Professor John Ashton: You don't change horses in midstream. It is not a good idea to have fundamental structural change when we're only halfway through this pandemic. There's a long way to go yet. This virus is very clever. It's a very simple life form, but it can change, it can mutate.
We think we're doing well with a vaccination programme at the moment, but we don't know what's going to happen next. I think the time to look at structures, to look at changes is afterwards. When we're doing the post-mortem, we're learning the lessons, and we look at what's the best thing to do to make us more resilient in the future.
Sputnik: In 2012 you said that David Cameron's healthcare reform, which the current government now seeks to roll back, "will totally dismantle the NHS". Has your forecast been validated?
Professor John Ashton: I think what we've seen since 2012 and then the implementation of the legislation in 2013 and onwards has been a creation of a very complicated situation. We had about 200 National Health Service organisations before 2012. We now have about 500. This was supposed to simplify things and it made things more complex. It will have added management costs. It's caused a great deal of confusion. It's very difficult for people who work in the NHS to understand how it's all supposed to work. And people outside the NHS don't have any idea about how it is now supposed to work.
So, it does need tidying up. It does need sorting out. It needs to restore the regional level, which is now very weak, and it needs to stop trying to do everything from London.
And these weaknesses that have been revealed by the pandemic, include things like all these private care homes for the elderly, which are not in the public sector, and where we have very little control over them, very little legal powers over privately run care homes for the elderly. And that's not good enough because it means that when we've needed to intervene and require care homes to take action to prevent the spread of the virus, we've been on very shaky ground.
That's just one illustration of the things that are missing now from a contemporary public health legislation and framework. And what I would like to see is the government turn to that and look at things like the commercial determinants of health, how the obesity pandemic itself is being fuelled by the irresponsible behaviour of food processing companies and marketing. And let's have a proper legal framework for public health for the future.

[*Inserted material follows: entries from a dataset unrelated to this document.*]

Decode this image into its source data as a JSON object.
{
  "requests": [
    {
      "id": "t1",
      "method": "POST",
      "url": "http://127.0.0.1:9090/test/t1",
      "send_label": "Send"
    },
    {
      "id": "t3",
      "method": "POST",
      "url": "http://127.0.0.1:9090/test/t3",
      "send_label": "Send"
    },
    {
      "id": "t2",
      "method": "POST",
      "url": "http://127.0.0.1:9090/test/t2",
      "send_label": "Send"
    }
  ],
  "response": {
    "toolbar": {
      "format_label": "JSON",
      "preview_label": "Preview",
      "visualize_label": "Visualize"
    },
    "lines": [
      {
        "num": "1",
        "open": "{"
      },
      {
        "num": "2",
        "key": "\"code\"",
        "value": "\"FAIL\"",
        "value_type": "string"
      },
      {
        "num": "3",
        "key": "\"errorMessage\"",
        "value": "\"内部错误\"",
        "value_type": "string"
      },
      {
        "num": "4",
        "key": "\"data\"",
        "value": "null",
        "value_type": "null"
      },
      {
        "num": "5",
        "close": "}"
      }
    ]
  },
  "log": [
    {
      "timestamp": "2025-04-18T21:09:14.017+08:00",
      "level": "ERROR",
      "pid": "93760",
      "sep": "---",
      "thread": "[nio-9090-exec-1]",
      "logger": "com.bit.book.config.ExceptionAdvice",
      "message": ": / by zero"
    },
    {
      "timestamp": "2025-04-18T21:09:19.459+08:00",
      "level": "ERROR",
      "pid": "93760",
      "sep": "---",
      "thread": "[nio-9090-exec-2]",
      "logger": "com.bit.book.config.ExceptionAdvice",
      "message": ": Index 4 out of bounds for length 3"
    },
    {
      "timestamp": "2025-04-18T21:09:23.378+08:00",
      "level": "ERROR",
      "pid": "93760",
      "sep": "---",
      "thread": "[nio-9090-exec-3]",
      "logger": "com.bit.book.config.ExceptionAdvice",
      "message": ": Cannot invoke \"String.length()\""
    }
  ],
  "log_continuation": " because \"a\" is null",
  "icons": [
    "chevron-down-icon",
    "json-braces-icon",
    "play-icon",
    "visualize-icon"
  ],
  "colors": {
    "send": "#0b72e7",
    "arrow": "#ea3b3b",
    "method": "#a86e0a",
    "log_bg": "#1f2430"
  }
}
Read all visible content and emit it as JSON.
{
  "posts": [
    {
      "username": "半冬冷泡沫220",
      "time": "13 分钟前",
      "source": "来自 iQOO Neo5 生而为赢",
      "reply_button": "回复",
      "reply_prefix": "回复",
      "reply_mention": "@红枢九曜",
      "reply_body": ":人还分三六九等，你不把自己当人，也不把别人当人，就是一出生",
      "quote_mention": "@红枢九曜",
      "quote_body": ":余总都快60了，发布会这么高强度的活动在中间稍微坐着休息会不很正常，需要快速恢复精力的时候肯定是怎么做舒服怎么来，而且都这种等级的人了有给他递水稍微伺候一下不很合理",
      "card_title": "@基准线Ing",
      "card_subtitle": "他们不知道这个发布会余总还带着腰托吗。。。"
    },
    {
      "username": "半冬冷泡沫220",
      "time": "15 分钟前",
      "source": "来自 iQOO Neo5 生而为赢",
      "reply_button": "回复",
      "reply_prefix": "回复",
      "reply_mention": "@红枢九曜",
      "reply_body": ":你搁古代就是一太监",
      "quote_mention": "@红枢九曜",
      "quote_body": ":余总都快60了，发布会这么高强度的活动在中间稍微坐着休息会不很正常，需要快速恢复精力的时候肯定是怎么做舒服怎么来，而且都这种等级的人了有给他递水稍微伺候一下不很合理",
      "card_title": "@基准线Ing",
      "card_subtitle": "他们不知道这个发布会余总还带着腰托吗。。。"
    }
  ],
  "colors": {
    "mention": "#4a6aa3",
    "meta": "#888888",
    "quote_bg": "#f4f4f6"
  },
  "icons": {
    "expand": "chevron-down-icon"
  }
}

Sputnik: What weaknesses in the 2012 reform did the COVID pandemic flesh out?
Professor John Ashton: I think what it showed has been the breakdown of coordination between the national, regional, and local level, so the vertical coordination and then the fragmentation of coordination horizontally between the local government, the NHS, and other agencies is not smooth. It's very clunky and that's where we've seen the breakdown of the coordination that you need to be able to bring into operation in an emergency.
Sputnik: What exactly should Boris Johnson’s government change to put the NHS back together?
Professor John Ashton: I think what they need to do is stop privatising really, and we don't know whether they are going to stop it or not, there's a much bigger proportion of the National Health Service budget now put out in private contracts. They need to stop doing that. They need to commit to rebuilding a regional level that really is accountable to the local population and to strengthening public health in the town hall and in each of the districts and giving local public health directors back the status that they had in the past where they could really be influential in their own communities and where, for instance, they had the freedom to communicate with the media without having to get it cleared by central political apparatus.
The views and opinions expressed in the article do not necessarily reflect those of Sputnik.